This painting has traditionally been dated to the second half of the 1660s, after De Heem's return to his native city of Utrecht in 1665. Meijer dates it slightly later, circa 1671, certainly earlier than the Garland of Fruit and Flowers of 1675 (Sotheby's, London, 5 December 2007, lot 38, £1.14 million), his only known dated work after 1655, but probably before his move from Utrecht back to Antwerp in 1672. Many of De Heem's most ambitious works executed during this period are signed with an 'R' after his name, which has given rise to much speculation as to its precise meaning. Segal addressed the matter in 1990, venturing various possible explanations -- that it might refer to 'Ridder' (knight), that it was the initial of a town or place, or that it meant retouched by the artist (op. cit., p. 218). More plausibly it has since been suggested that it meant 'repatriat', referring to De Heem's move back to his hometown of Utrecht. Another theory has it that it means 'Refecit', to signal that the work had been completed or refinished by De Heem as part of a collaborative studio practice of some kind. Both his son Cornelis de Heem (1631-1695) and Abraham Mignon (1640-1679) were active in De Heem's Utrecht workshop in this period and certain De Heem elements do recur in the latter's work. For instance, the tulip in the upper right of the present work seems to have been a kind of shared signature motif that appears in several works by both artists. See for example Mignon's still-lifes in Cambridge, Fitzwilliam Museum (inventory no. 3026), one formerly with Richard Green and another in a private collection, which all include the flower in roughly the same position in the composition (see M. Kraemer-Noble, Abraham Mignon, Petersberg, 2007, nos. 75-7).

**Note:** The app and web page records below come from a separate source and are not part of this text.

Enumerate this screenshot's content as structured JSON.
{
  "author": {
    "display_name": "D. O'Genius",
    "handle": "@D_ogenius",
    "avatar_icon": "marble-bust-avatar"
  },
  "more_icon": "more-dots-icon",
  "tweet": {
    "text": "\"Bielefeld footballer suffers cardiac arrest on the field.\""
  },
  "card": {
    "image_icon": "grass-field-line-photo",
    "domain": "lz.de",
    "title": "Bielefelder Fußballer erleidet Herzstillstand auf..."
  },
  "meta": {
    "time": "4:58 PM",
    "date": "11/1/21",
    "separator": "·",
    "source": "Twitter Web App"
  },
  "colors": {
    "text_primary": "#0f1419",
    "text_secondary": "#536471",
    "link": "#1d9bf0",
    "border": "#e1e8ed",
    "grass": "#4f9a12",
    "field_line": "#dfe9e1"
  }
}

The exact meaning of the 'R' may never be known and is still a puzzle to scholars including Meijer. What is certain is that the 'R'-signed paintings include many of De Heem's best, or, in Segal's words many of 'the pinnacles of the master's art' (op. cit., 1990, p. 218; with a list of the 'R'-signed paintings under note 5). Meijer knows of fifteen to seventeen such signed paintings, most in major museums. On account of their exceptional quality, he rejects the idea that that they could have been produced with the help of an assistant, observing in only one or two works a small degree of collaboration with Mignon, which no doubt was the case with other De Heem paintings that are not signed with the 'R'.
We are grateful to Fred Meijer of RKD, The Hague, for confirming the attribution and for his assistance with this catalogue entry.